Superman: Dawnbreaker, when I was invited to get the opportunity to tell Superman’s story as a teen, I was overwhelmed. I also thought, “oh, this isn’t really a good fit for me.” I don’t really watch those kinds of movies. I didn’t grow up reading comics. I don’t know if I’m the right person for the job.

But then there are two other factors that I think came into play. First of all, when my dad was young, his favorite superhero in the world was Superman. And I used to ask him, this is strange because he was somebody who actually felt like the American Dream didn’t apply to him and that was the messaging I got all through my childhood.

He had a chip on his shoulder, he said, “America doesn’t care about people like me. We are voiceless. America doesn’t even want to know I exist.” But yet, he loved Superman. And I remember asking him, “Why Superman?” As an adult asking him this. And he said, “Well, he’s like the ultimate American. You know, like he’s like everybody looks up to him. I just love that. I wondered what it would be like to have that thought about me.”

So that was one thing. But then I also thought, well actually Superman’s the ultimate immigrant, right? Because he’s coming from somewhere else. Is this a possible vehicle to explore immigration? I had just come off writing Carmela Full of Wishes, the picture book, about a mixed-status family and I thought, “Gosh, the themes are so similar, I wonder if I could do that?” But then I also thought, “There is no way the publisher will let me do this. This is a superhero story, it’s supposed to be exciting and save the world.”

And so I said, “I would love to tell this story, but I would love to tell it this way.” And I thought I’d get major pushback, but they said, “That’s what we want you to do.” So I was so excited. And that’s how I approached it. I thought, here’s a young man who identifies, according to other people, as American, as the ultimate American even. But deep down he has the same feelings of identity insecurities that, you know, all the characters I write about have. So, it was actually a really nice fit.
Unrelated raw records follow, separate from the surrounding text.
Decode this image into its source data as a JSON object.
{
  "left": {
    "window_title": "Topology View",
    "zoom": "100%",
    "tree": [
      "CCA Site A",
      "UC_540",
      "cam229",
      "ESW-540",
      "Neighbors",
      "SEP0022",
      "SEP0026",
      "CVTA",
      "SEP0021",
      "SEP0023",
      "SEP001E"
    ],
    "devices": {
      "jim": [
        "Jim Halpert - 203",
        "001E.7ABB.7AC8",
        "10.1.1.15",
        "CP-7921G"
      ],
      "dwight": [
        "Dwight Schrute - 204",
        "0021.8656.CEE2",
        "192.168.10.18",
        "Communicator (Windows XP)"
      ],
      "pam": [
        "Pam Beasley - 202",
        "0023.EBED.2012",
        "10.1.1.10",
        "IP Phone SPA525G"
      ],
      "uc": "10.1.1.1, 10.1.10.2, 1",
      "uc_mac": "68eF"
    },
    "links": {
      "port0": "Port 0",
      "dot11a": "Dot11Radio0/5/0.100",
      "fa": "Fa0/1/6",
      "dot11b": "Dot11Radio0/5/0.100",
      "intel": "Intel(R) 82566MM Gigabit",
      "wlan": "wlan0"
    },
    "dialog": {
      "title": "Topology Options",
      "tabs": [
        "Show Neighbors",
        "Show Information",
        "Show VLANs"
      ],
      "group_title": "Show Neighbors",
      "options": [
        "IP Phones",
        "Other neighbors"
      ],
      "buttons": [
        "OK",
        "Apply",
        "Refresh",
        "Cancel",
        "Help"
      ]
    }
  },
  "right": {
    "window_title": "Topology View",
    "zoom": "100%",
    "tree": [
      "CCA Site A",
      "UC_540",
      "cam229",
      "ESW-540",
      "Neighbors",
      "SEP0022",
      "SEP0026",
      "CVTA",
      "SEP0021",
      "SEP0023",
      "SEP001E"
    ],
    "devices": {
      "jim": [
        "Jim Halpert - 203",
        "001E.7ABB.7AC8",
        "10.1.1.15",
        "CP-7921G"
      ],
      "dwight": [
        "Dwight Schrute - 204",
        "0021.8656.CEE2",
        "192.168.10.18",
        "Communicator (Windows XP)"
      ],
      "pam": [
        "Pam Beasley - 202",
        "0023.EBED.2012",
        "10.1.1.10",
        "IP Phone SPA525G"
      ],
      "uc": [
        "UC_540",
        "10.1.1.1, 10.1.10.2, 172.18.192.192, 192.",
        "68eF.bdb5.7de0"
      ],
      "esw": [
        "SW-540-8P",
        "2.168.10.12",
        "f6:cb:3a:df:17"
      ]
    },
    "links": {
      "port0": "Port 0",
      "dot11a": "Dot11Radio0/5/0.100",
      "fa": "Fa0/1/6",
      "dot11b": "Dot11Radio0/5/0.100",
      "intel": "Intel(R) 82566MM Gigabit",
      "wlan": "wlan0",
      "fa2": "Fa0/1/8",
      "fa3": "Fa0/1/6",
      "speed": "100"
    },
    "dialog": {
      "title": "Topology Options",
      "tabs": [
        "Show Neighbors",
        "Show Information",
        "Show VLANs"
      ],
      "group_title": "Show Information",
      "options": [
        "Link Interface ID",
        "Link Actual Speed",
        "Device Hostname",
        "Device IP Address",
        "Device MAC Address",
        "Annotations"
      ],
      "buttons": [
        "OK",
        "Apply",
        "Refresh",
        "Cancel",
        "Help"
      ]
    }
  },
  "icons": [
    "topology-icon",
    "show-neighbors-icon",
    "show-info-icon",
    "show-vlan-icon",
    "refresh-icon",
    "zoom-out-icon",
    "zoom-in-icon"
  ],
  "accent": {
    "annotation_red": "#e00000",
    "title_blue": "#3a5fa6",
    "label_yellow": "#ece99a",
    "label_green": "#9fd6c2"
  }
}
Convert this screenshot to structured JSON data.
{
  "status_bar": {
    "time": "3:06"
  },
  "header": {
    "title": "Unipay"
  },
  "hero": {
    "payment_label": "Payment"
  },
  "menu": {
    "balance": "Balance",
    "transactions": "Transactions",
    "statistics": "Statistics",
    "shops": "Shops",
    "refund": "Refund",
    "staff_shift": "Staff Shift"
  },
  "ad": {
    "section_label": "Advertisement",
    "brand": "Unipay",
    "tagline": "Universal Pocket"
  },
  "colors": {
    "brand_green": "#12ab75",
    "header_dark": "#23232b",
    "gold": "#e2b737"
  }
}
And, to bring it back to something we talked about earlier, it was also an opportunity to bring in reluctant readers to explore some of the themes I’m interested in. So, here’s a superhero story. Well, that may be your entry point. But once you get in there, maybe you get to explore, “What does it mean to be an immigrant? What does it mean to feel ‘othered’?” How do you navigate that? So that was a really fun, kind of like subversive thing I got to do in Superman.